**Problem requirements:**
Check each line of the entries for the string "icon". Report only how many lines have it.

**Provided information:**
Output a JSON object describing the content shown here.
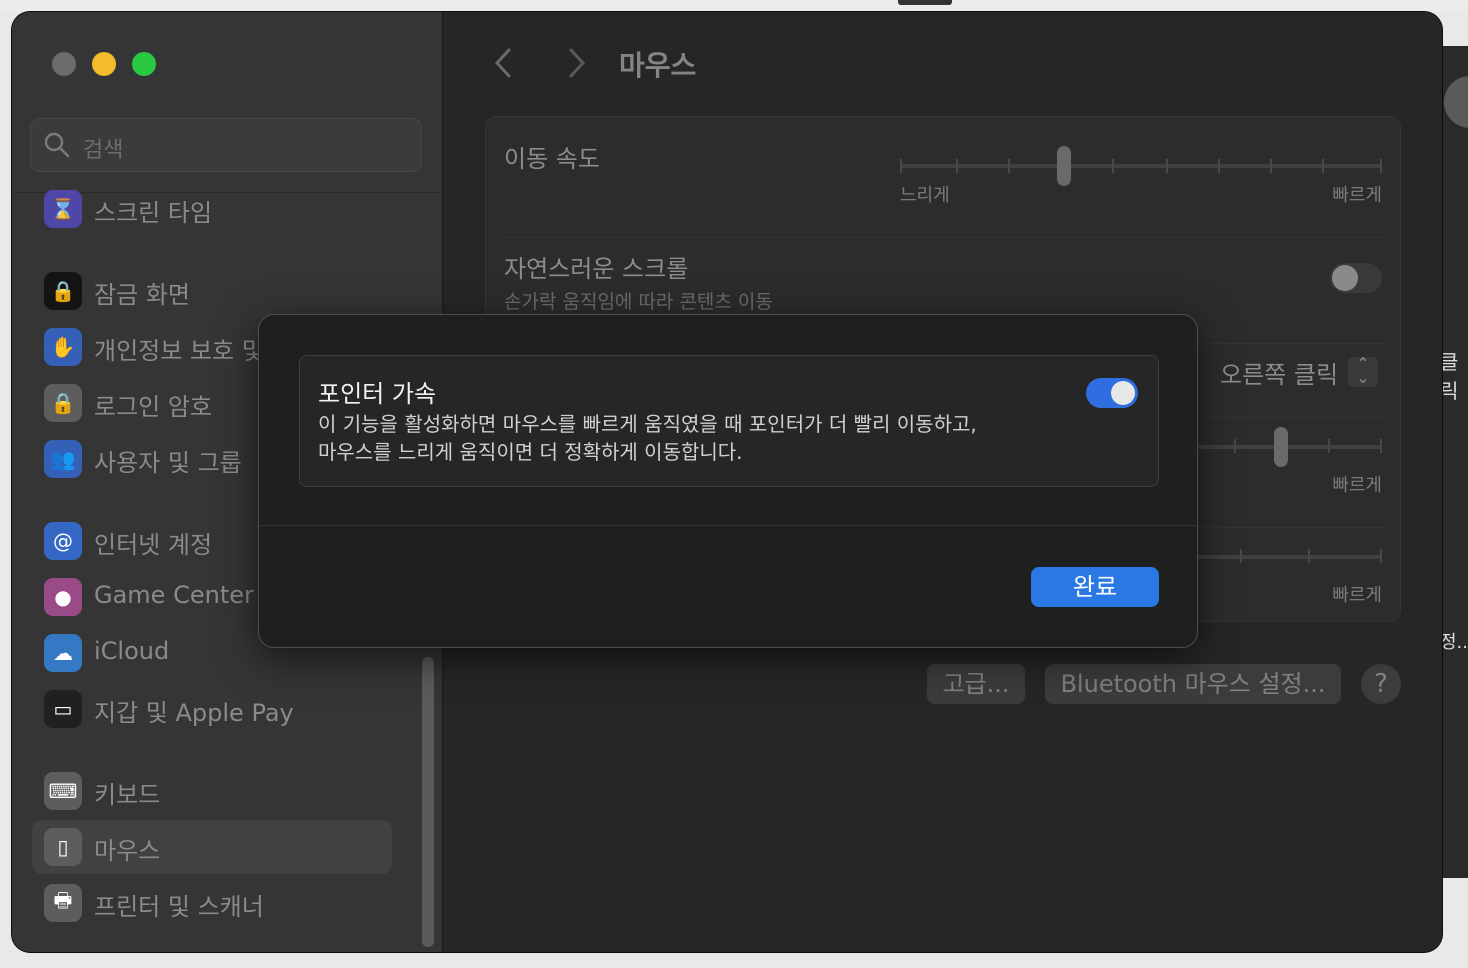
{
  "window": {
    "title": "마우스"
  },
  "search": {
    "placeholder": "검색"
  },
  "sidebar": {
    "items": [
      {
        "label": "스크린 타임",
        "icon": "hourglass-icon",
        "color": "#5b52c7"
      },
      {
        "label": "잠금 화면",
        "icon": "lock-screen-icon",
        "color": "#1c1c1c"
      },
      {
        "label": "개인정보 보호 및 보안",
        "icon": "hand-icon",
        "color": "#3b6fd6"
      },
      {
        "label": "로그인 암호",
        "icon": "lock-icon",
        "color": "#6a6a6a"
      },
      {
        "label": "사용자 및 그룹",
        "icon": "users-icon",
        "color": "#3b6fd6"
      },
      {
        "label": "인터넷 계정",
        "icon": "at-icon",
        "color": "#3b7fe0"
      },
      {
        "label": "Game Center",
        "icon": "game-center-icon",
        "color": "#c84b9b"
      },
      {
        "label": "iCloud",
        "icon": "cloud-icon",
        "color": "#3b8fe6"
      },
      {
        "label": "지갑 및 Apple Pay",
        "icon": "wallet-icon",
        "color": "#2a2a2a"
      },
      {
        "label": "키보드",
        "icon": "keyboard-icon",
        "color": "#6a6a6a"
      },
      {
        "label": "마우스",
        "icon": "mouse-icon",
        "color": "#6a6a6a"
      },
      {
        "label": "프린터 및 스캐너",
        "icon": "printer-icon",
        "color": "#6a6a6a"
      }
    ]
  },
  "settings": {
    "tracking_speed_label": "이동 속도",
    "slow_label": "느리게",
    "fast_label": "빠르게",
    "natural_scroll_label": "자연스러운 스크롤",
    "natural_scroll_sub": "손가락 움직임에 따라 콘텐츠 이동",
    "secondary_click_value": "오른쪽 클릭",
    "fast_label_2": "빠르게",
    "fast_label_3": "빠르게",
    "advanced_button": "고급...",
    "bluetooth_button": "Bluetooth 마우스 설정...",
    "help_button": "?",
    "tracking_speed_value": 0.34
  },
  "sheet": {
    "title": "포인터 가속",
    "description_line1": "이 기능을 활성화하면 마우스를 빠르게 움직였을 때 포인터가 더 빨리 이동하고,",
    "description_line2": "마우스를 느리게 움직이면 더 정확하게 이동합니다.",
    "enabled": true,
    "done_button": "완료"
  },
  "background_window": {
    "text1": "클릭",
    "text2": "정..."
  }
}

**Response for this exercise:**
12